Could you set down the listing below exactly and omit its images?

##############################

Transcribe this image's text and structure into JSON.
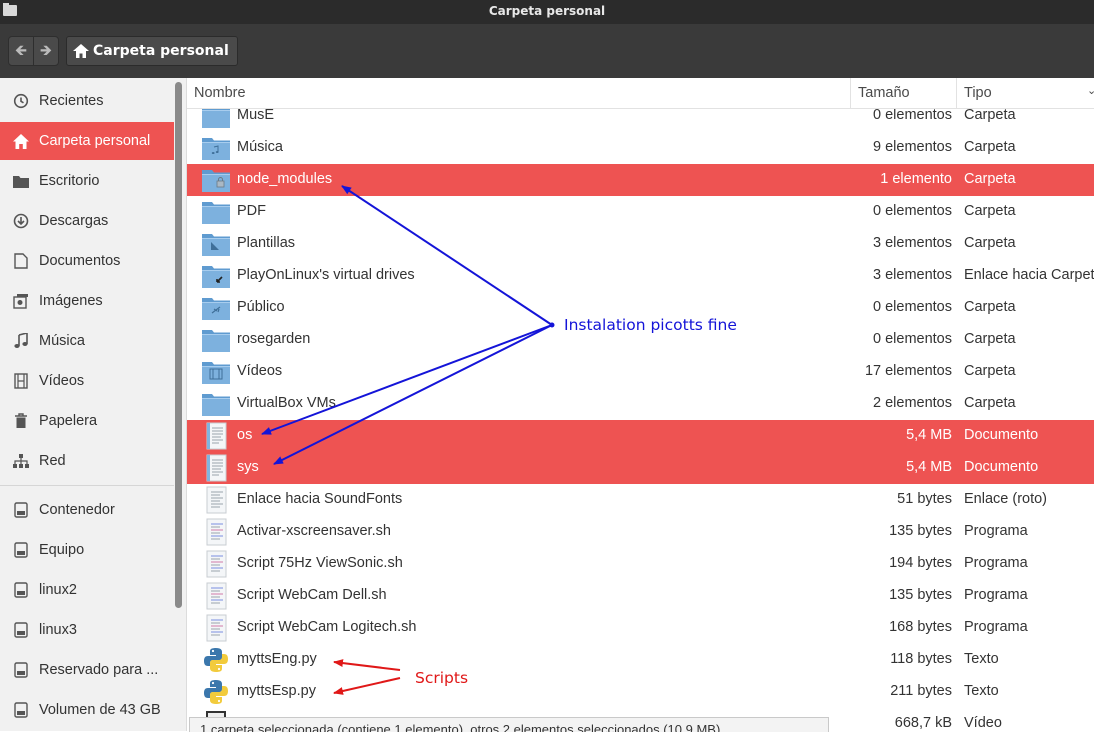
{
  "window": {
    "title": "Carpeta personal"
  },
  "header": {
    "path_label": "Carpeta personal"
  },
  "sidebar": {
    "items": [
      {
        "label": "Recientes",
        "icon": "clock-icon"
      },
      {
        "label": "Carpeta personal",
        "icon": "home-icon",
        "active": true
      },
      {
        "label": "Escritorio",
        "icon": "desktop-folder-icon"
      },
      {
        "label": "Descargas",
        "icon": "download-icon"
      },
      {
        "label": "Documentos",
        "icon": "document-icon"
      },
      {
        "label": "Imágenes",
        "icon": "camera-icon"
      },
      {
        "label": "Música",
        "icon": "music-note-icon"
      },
      {
        "label": "Vídeos",
        "icon": "film-icon"
      },
      {
        "label": "Papelera",
        "icon": "trash-icon"
      },
      {
        "label": "Red",
        "icon": "network-icon"
      }
    ],
    "devices": [
      {
        "label": "Contenedor",
        "icon": "drive-icon"
      },
      {
        "label": "Equipo",
        "icon": "drive-icon"
      },
      {
        "label": "linux2",
        "icon": "drive-icon"
      },
      {
        "label": "linux3",
        "icon": "drive-icon"
      },
      {
        "label": "Reservado para ...",
        "icon": "drive-icon"
      },
      {
        "label": "Volumen de 43 GB",
        "icon": "drive-icon"
      }
    ]
  },
  "columns": {
    "name": "Nombre",
    "size": "Tamaño",
    "type": "Tipo"
  },
  "files": [
    {
      "name": "MusE",
      "size": "0 elementos",
      "type": "Carpeta",
      "icon": "folder-icon"
    },
    {
      "name": "Música",
      "size": "9 elementos",
      "type": "Carpeta",
      "icon": "music-folder-icon"
    },
    {
      "name": "node_modules",
      "size": "1 elemento",
      "type": "Carpeta",
      "icon": "locked-folder-icon",
      "selected": true
    },
    {
      "name": "PDF",
      "size": "0 elementos",
      "type": "Carpeta",
      "icon": "folder-icon"
    },
    {
      "name": "Plantillas",
      "size": "3 elementos",
      "type": "Carpeta",
      "icon": "templates-folder-icon"
    },
    {
      "name": "PlayOnLinux's virtual drives",
      "size": "3 elementos",
      "type": "Enlace hacia Carpeta",
      "icon": "link-folder-icon"
    },
    {
      "name": "Público",
      "size": "0 elementos",
      "type": "Carpeta",
      "icon": "public-folder-icon"
    },
    {
      "name": "rosegarden",
      "size": "0 elementos",
      "type": "Carpeta",
      "icon": "folder-icon"
    },
    {
      "name": "Vídeos",
      "size": "17 elementos",
      "type": "Carpeta",
      "icon": "video-folder-icon"
    },
    {
      "name": "VirtualBox VMs",
      "size": "2 elementos",
      "type": "Carpeta",
      "icon": "folder-icon"
    },
    {
      "name": "os",
      "size": "5,4 MB",
      "type": "Documento",
      "icon": "text-document-icon",
      "selected": true
    },
    {
      "name": "sys",
      "size": "5,4 MB",
      "type": "Documento",
      "icon": "text-document-icon",
      "selected": true
    },
    {
      "name": "Enlace hacia SoundFonts",
      "size": "51 bytes",
      "type": "Enlace (roto)",
      "icon": "broken-link-icon"
    },
    {
      "name": "Activar-xscreensaver.sh",
      "size": "135 bytes",
      "type": "Programa",
      "icon": "script-icon"
    },
    {
      "name": "Script 75Hz ViewSonic.sh",
      "size": "194 bytes",
      "type": "Programa",
      "icon": "script-icon"
    },
    {
      "name": "Script WebCam Dell.sh",
      "size": "135 bytes",
      "type": "Programa",
      "icon": "script-icon"
    },
    {
      "name": "Script WebCam Logitech.sh",
      "size": "168 bytes",
      "type": "Programa",
      "icon": "script-icon"
    },
    {
      "name": "myttsEng.py",
      "size": "118 bytes",
      "type": "Texto",
      "icon": "python-icon"
    },
    {
      "name": "myttsEsp.py",
      "size": "211 bytes",
      "type": "Texto",
      "icon": "python-icon"
    },
    {
      "name": "",
      "size": "668,7 kB",
      "type": "Vídeo",
      "icon": "video-file-icon"
    }
  ],
  "statusbar": {
    "text": "1 carpeta seleccionada (contiene 1 elemento), otros 2 elementos seleccionados (10,9 MB)"
  },
  "annotations": {
    "blue_label": "Instalation picotts fine",
    "red_label": "Scripts",
    "blue_color": "#1414d8",
    "red_color": "#e01818"
  },
  "colors": {
    "accent": "#ee5352",
    "folder": "#6fa9d9"
  }
}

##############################

■ Completed exercise ■
Transcribe this image's text and structure into JSON.
{
  "window": {
    "title": "Carpeta personal"
  },
  "header": {
    "path_label": "Carpeta personal"
  },
  "sidebar": {
    "items": [
      {
        "label": "Recientes",
        "icon": "clock-icon"
      },
      {
        "label": "Carpeta personal",
        "icon": "home-icon",
        "active": true
      },
      {
        "label": "Escritorio",
        "icon": "desktop-folder-icon"
      },
      {
        "label": "Descargas",
        "icon": "download-icon"
      },
      {
        "label": "Documentos",
        "icon": "document-icon"
      },
      {
        "label": "Imágenes",
        "icon": "camera-icon"
      },
      {
        "label": "Música",
        "icon": "music-note-icon"
      },
      {
        "label": "Vídeos",
        "icon": "film-icon"
      },
      {
        "label": "Papelera",
        "icon": "trash-icon"
      },
      {
        "label": "Red",
        "icon": "network-icon"
      }
    ],
    "devices": [
      {
        "label": "Contenedor",
        "icon": "drive-icon"
      },
      {
        "label": "Equipo",
        "icon": "drive-icon"
      },
      {
        "label": "linux2",
        "icon": "drive-icon"
      },
      {
        "label": "linux3",
        "icon": "drive-icon"
      },
      {
        "label": "Reservado para ...",
        "icon": "drive-icon"
      },
      {
        "label": "Volumen de 43 GB",
        "icon": "drive-icon"
      }
    ]
  },
  "columns": {
    "name": "Nombre",
    "size": "Tamaño",
    "type": "Tipo"
  },
  "files": [
    {
      "name": "MusE",
      "size": "0 elementos",
      "type": "Carpeta",
      "icon": "folder-icon"
    },
    {
      "name": "Música",
      "size": "9 elementos",
      "type": "Carpeta",
      "icon": "music-folder-icon"
    },
    {
      "name": "node_modules",
      "size": "1 elemento",
      "type": "Carpeta",
      "icon": "locked-folder-icon",
      "selected": true
    },
    {
      "name": "PDF",
      "size": "0 elementos",
      "type": "Carpeta",
      "icon": "folder-icon"
    },
    {
      "name": "Plantillas",
      "size": "3 elementos",
      "type": "Carpeta",
      "icon": "templates-folder-icon"
    },
    {
      "name": "PlayOnLinux's virtual drives",
      "size": "3 elementos",
      "type": "Enlace hacia Carpeta",
      "icon": "link-folder-icon"
    },
    {
      "name": "Público",
      "size": "0 elementos",
      "type": "Carpeta",
      "icon": "public-folder-icon"
    },
    {
      "name": "rosegarden",
      "size": "0 elementos",
      "type": "Carpeta",
      "icon": "folder-icon"
    },
    {
      "name": "Vídeos",
      "size": "17 elementos",
      "type": "Carpeta",
      "icon": "video-folder-icon"
    },
    {
      "name": "VirtualBox VMs",
      "size": "2 elementos",
      "type": "Carpeta",
      "icon": "folder-icon"
    },
    {
      "name": "os",
      "size": "5,4 MB",
      "type": "Documento",
      "icon": "text-document-icon",
      "selected": true
    },
    {
      "name": "sys",
      "size": "5,4 MB",
      "type": "Documento",
      "icon": "text-document-icon",
      "selected": true
    },
    {
      "name": "Enlace hacia SoundFonts",
      "size": "51 bytes",
      "type": "Enlace (roto)",
      "icon": "broken-link-icon"
    },
    {
      "name": "Activar-xscreensaver.sh",
      "size": "135 bytes",
      "type": "Programa",
      "icon": "script-icon"
    },
    {
      "name": "Script 75Hz ViewSonic.sh",
      "size": "194 bytes",
      "type": "Programa",
      "icon": "script-icon"
    },
    {
      "name": "Script WebCam Dell.sh",
      "size": "135 bytes",
      "type": "Programa",
      "icon": "script-icon"
    },
    {
      "name": "Script WebCam Logitech.sh",
      "size": "168 bytes",
      "type": "Programa",
      "icon": "script-icon"
    },
    {
      "name": "myttsEng.py",
      "size": "118 bytes",
      "type": "Texto",
      "icon": "python-icon"
    },
    {
      "name": "myttsEsp.py",
      "size": "211 bytes",
      "type": "Texto",
      "icon": "python-icon"
    },
    {
      "name": "",
      "size": "668,7 kB",
      "type": "Vídeo",
      "icon": "video-file-icon"
    }
  ],
  "statusbar": {
    "text": "1 carpeta seleccionada (contiene 1 elemento), otros 2 elementos seleccionados (10,9 MB)"
  },
  "annotations": {
    "blue_label": "Instalation picotts fine",
    "red_label": "Scripts",
    "blue_color": "#1414d8",
    "red_color": "#e01818"
  },
  "colors": {
    "accent": "#ee5352",
    "folder": "#6fa9d9"
  }
}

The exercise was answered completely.